I walk the dogs late at night. I guess it's mileage for me--the "time on feet" thing. It also helps burn some of their pent-up energy, and heave knows Zeke needs to burn off a few calories. We sometimes do the trailz, but usually do one of three paved routes at Turkey Mountain.  My favorite course is the paved road off of 71st Street. It's a steep hill--good for repeats. I also like the old gravel lot that can be accessed from this road, and also from the paved trail that parallels the river. On a night with no moon, it's eerie. Riverparks, or someone has chained the old gate that between the road and the old graveled lot. Roxie can zip right through the gap. It's a squeeze for Zeke and I. 

I usually think about zombies while over here. On a dark night, the quiet ones could be right on you before you realized it. The dogs seem startled when we pass people on the trailz at night--and that may be a good thing. Most of the park visitors late at night are not runners or hikers. Some speak, some don't. In fact, I don't know what they are. 

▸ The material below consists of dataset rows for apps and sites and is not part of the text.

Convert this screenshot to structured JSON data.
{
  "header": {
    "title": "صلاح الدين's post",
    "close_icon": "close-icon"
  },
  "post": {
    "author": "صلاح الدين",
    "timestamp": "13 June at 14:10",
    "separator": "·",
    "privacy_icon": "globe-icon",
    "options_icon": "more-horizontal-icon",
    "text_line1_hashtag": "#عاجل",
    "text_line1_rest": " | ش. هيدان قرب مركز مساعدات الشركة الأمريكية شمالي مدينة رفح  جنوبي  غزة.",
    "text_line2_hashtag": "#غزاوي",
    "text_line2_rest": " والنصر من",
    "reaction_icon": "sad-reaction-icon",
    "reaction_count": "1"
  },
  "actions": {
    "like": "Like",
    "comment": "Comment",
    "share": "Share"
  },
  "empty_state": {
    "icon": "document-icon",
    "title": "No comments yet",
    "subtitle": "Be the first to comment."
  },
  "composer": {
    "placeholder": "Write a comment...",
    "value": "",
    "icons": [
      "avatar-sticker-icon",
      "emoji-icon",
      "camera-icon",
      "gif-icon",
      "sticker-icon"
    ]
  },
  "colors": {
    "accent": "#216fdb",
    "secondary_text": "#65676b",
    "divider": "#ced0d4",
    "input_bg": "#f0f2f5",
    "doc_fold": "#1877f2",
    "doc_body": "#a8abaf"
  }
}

On a particularly foggy night last week, we were going downward on the unlit paved road. I rarely bring a light. No moon, and only a faint glow of the lights from the city dimly lit the sky. We usually go to the railroad track and turn around and it was at the bottom of the hill where the road turns to the east that the dogs froze. If it were a rabbit or armadillo, they would have been lunging ahead wanting to chase it, but they were standing still and stiff at attention. Then I noticed a movement ahead--or maybe I imagined it. No--it was a movement. As it neared, it was a person, but through the thick grayness of the fog, I could not tell anything about him/her other than it was around my height, and was walking silently towards us and then past us. Light colored clothes? I couldn't say if it were jeans and a t-shirt, a long jacket, bathrobe? It was too dark, too gray, too blurry. I squinted but could not see any more than the picture below.

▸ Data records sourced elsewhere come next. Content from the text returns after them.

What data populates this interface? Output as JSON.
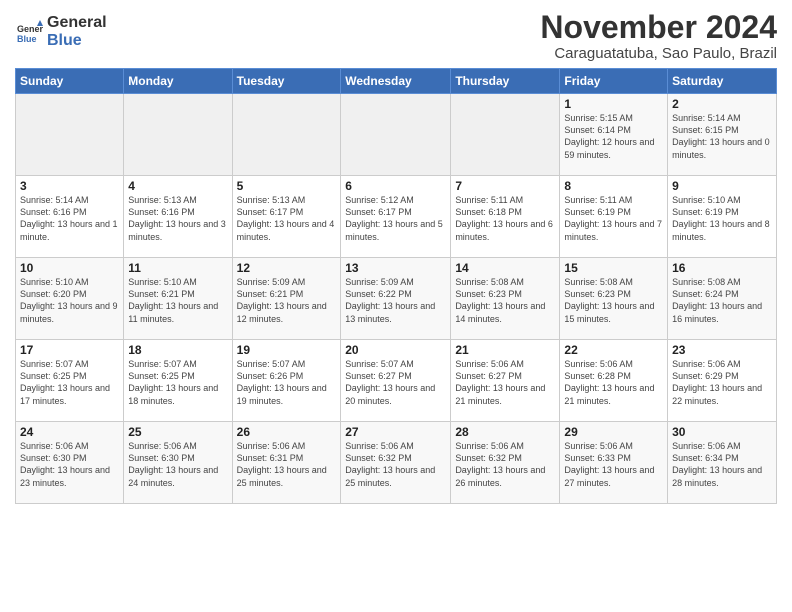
{
  "header": {
    "logo_general": "General",
    "logo_blue": "Blue",
    "month_title": "November 2024",
    "location": "Caraguatatuba, Sao Paulo, Brazil"
  },
  "days_of_week": [
    "Sunday",
    "Monday",
    "Tuesday",
    "Wednesday",
    "Thursday",
    "Friday",
    "Saturday"
  ],
  "weeks": [
    [
      {
        "num": "",
        "info": ""
      },
      {
        "num": "",
        "info": ""
      },
      {
        "num": "",
        "info": ""
      },
      {
        "num": "",
        "info": ""
      },
      {
        "num": "",
        "info": ""
      },
      {
        "num": "1",
        "info": "Sunrise: 5:15 AM\nSunset: 6:14 PM\nDaylight: 12 hours and 59 minutes."
      },
      {
        "num": "2",
        "info": "Sunrise: 5:14 AM\nSunset: 6:15 PM\nDaylight: 13 hours and 0 minutes."
      }
    ],
    [
      {
        "num": "3",
        "info": "Sunrise: 5:14 AM\nSunset: 6:16 PM\nDaylight: 13 hours and 1 minute."
      },
      {
        "num": "4",
        "info": "Sunrise: 5:13 AM\nSunset: 6:16 PM\nDaylight: 13 hours and 3 minutes."
      },
      {
        "num": "5",
        "info": "Sunrise: 5:13 AM\nSunset: 6:17 PM\nDaylight: 13 hours and 4 minutes."
      },
      {
        "num": "6",
        "info": "Sunrise: 5:12 AM\nSunset: 6:17 PM\nDaylight: 13 hours and 5 minutes."
      },
      {
        "num": "7",
        "info": "Sunrise: 5:11 AM\nSunset: 6:18 PM\nDaylight: 13 hours and 6 minutes."
      },
      {
        "num": "8",
        "info": "Sunrise: 5:11 AM\nSunset: 6:19 PM\nDaylight: 13 hours and 7 minutes."
      },
      {
        "num": "9",
        "info": "Sunrise: 5:10 AM\nSunset: 6:19 PM\nDaylight: 13 hours and 8 minutes."
      }
    ],
    [
      {
        "num": "10",
        "info": "Sunrise: 5:10 AM\nSunset: 6:20 PM\nDaylight: 13 hours and 9 minutes."
      },
      {
        "num": "11",
        "info": "Sunrise: 5:10 AM\nSunset: 6:21 PM\nDaylight: 13 hours and 11 minutes."
      },
      {
        "num": "12",
        "info": "Sunrise: 5:09 AM\nSunset: 6:21 PM\nDaylight: 13 hours and 12 minutes."
      },
      {
        "num": "13",
        "info": "Sunrise: 5:09 AM\nSunset: 6:22 PM\nDaylight: 13 hours and 13 minutes."
      },
      {
        "num": "14",
        "info": "Sunrise: 5:08 AM\nSunset: 6:23 PM\nDaylight: 13 hours and 14 minutes."
      },
      {
        "num": "15",
        "info": "Sunrise: 5:08 AM\nSunset: 6:23 PM\nDaylight: 13 hours and 15 minutes."
      },
      {
        "num": "16",
        "info": "Sunrise: 5:08 AM\nSunset: 6:24 PM\nDaylight: 13 hours and 16 minutes."
      }
    ],
    [
      {
        "num": "17",
        "info": "Sunrise: 5:07 AM\nSunset: 6:25 PM\nDaylight: 13 hours and 17 minutes."
      },
      {
        "num": "18",
        "info": "Sunrise: 5:07 AM\nSunset: 6:25 PM\nDaylight: 13 hours and 18 minutes."
      },
      {
        "num": "19",
        "info": "Sunrise: 5:07 AM\nSunset: 6:26 PM\nDaylight: 13 hours and 19 minutes."
      },
      {
        "num": "20",
        "info": "Sunrise: 5:07 AM\nSunset: 6:27 PM\nDaylight: 13 hours and 20 minutes."
      },
      {
        "num": "21",
        "info": "Sunrise: 5:06 AM\nSunset: 6:27 PM\nDaylight: 13 hours and 21 minutes."
      },
      {
        "num": "22",
        "info": "Sunrise: 5:06 AM\nSunset: 6:28 PM\nDaylight: 13 hours and 21 minutes."
      },
      {
        "num": "23",
        "info": "Sunrise: 5:06 AM\nSunset: 6:29 PM\nDaylight: 13 hours and 22 minutes."
      }
    ],
    [
      {
        "num": "24",
        "info": "Sunrise: 5:06 AM\nSunset: 6:30 PM\nDaylight: 13 hours and 23 minutes."
      },
      {
        "num": "25",
        "info": "Sunrise: 5:06 AM\nSunset: 6:30 PM\nDaylight: 13 hours and 24 minutes."
      },
      {
        "num": "26",
        "info": "Sunrise: 5:06 AM\nSunset: 6:31 PM\nDaylight: 13 hours and 25 minutes."
      },
      {
        "num": "27",
        "info": "Sunrise: 5:06 AM\nSunset: 6:32 PM\nDaylight: 13 hours and 25 minutes."
      },
      {
        "num": "28",
        "info": "Sunrise: 5:06 AM\nSunset: 6:32 PM\nDaylight: 13 hours and 26 minutes."
      },
      {
        "num": "29",
        "info": "Sunrise: 5:06 AM\nSunset: 6:33 PM\nDaylight: 13 hours and 27 minutes."
      },
      {
        "num": "30",
        "info": "Sunrise: 5:06 AM\nSunset: 6:34 PM\nDaylight: 13 hours and 28 minutes."
      }
    ]
  ]
}
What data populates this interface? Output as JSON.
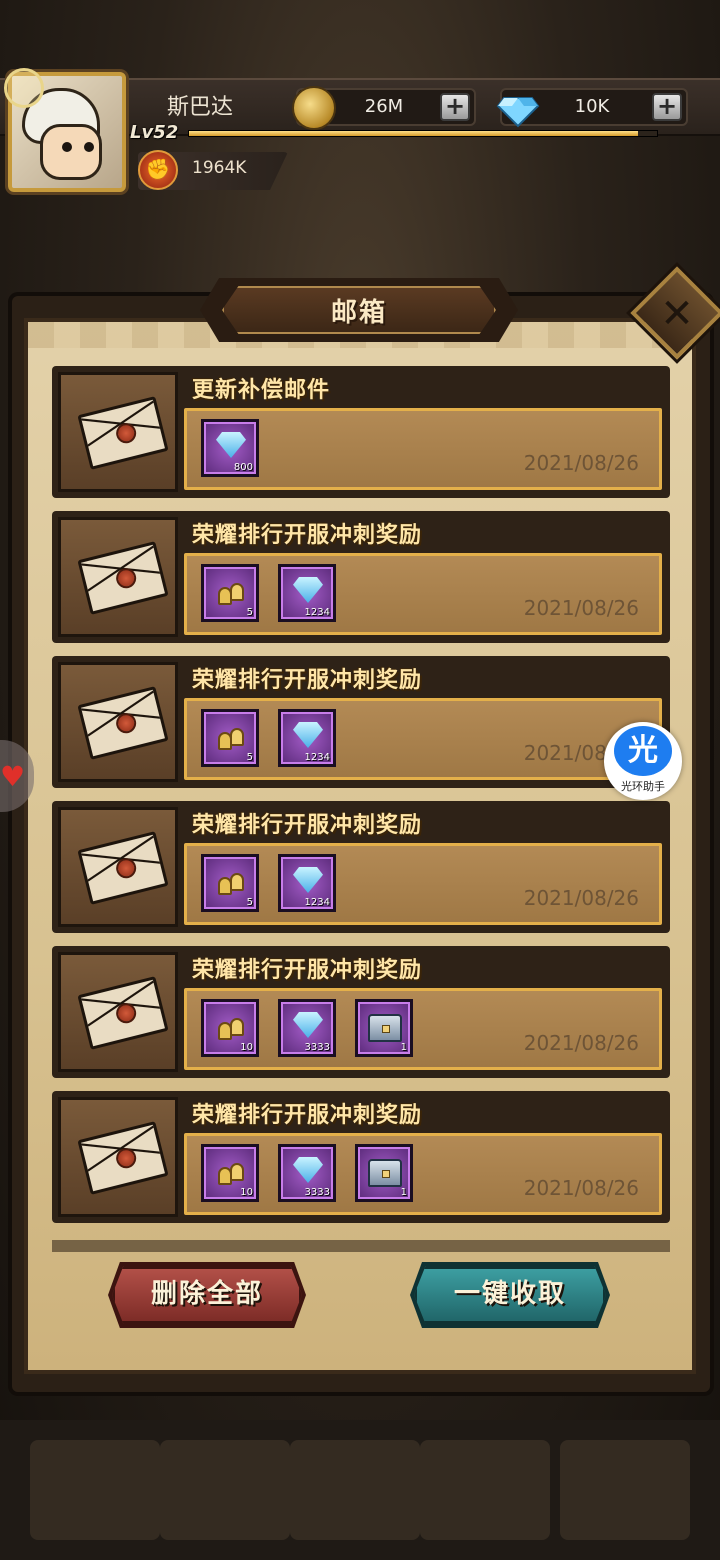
{
  "header": {
    "player_name": "斯巴达",
    "level": "Lv52",
    "power": "1964K",
    "gold": "26M",
    "gems": "10K",
    "xp_progress": 0.96
  },
  "mailbox": {
    "title": "邮箱",
    "close_icon": "close-icon",
    "mails": [
      {
        "title": "更新补偿邮件",
        "date": "2021/08/26",
        "rewards": [
          {
            "icon": "gem-icon",
            "count": "800"
          }
        ]
      },
      {
        "title": "荣耀排行开服冲刺奖励",
        "date": "2021/08/26",
        "rewards": [
          {
            "icon": "bell-icon",
            "count": "5"
          },
          {
            "icon": "gem-icon",
            "count": "1234"
          }
        ]
      },
      {
        "title": "荣耀排行开服冲刺奖励",
        "date": "2021/08/26",
        "rewards": [
          {
            "icon": "bell-icon",
            "count": "5"
          },
          {
            "icon": "gem-icon",
            "count": "1234"
          }
        ]
      },
      {
        "title": "荣耀排行开服冲刺奖励",
        "date": "2021/08/26",
        "rewards": [
          {
            "icon": "bell-icon",
            "count": "5"
          },
          {
            "icon": "gem-icon",
            "count": "1234"
          }
        ]
      },
      {
        "title": "荣耀排行开服冲刺奖励",
        "date": "2021/08/26",
        "rewards": [
          {
            "icon": "bell-icon",
            "count": "10"
          },
          {
            "icon": "gem-icon",
            "count": "3333"
          },
          {
            "icon": "chest-icon",
            "count": "1"
          }
        ]
      },
      {
        "title": "荣耀排行开服冲刺奖励",
        "date": "2021/08/26",
        "rewards": [
          {
            "icon": "bell-icon",
            "count": "10"
          },
          {
            "icon": "gem-icon",
            "count": "3333"
          },
          {
            "icon": "chest-icon",
            "count": "1"
          }
        ]
      }
    ],
    "delete_all_label": "删除全部",
    "collect_all_label": "一键收取"
  },
  "helper": {
    "glyph": "光",
    "label": "光环助手"
  },
  "colors": {
    "title_gold": "#ffe6a8",
    "reward_purple": "#a35cc7",
    "delete_red": "#b5524a",
    "collect_teal": "#3ea1a4",
    "helper_blue": "#1e7df0"
  }
}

Just beyond the railroad tracks is another locked gate--so it must have came up on the railroad tracks. I spoke--something like "how's it going", and got no answer. It was weird. My dogs thought it was weird. We turned around at the tracks, and went back up the hill instead of squeezing through the gate. Never saw the person--or whatever it was. Not saying we saw a ghost, but I'm not sure what we saw.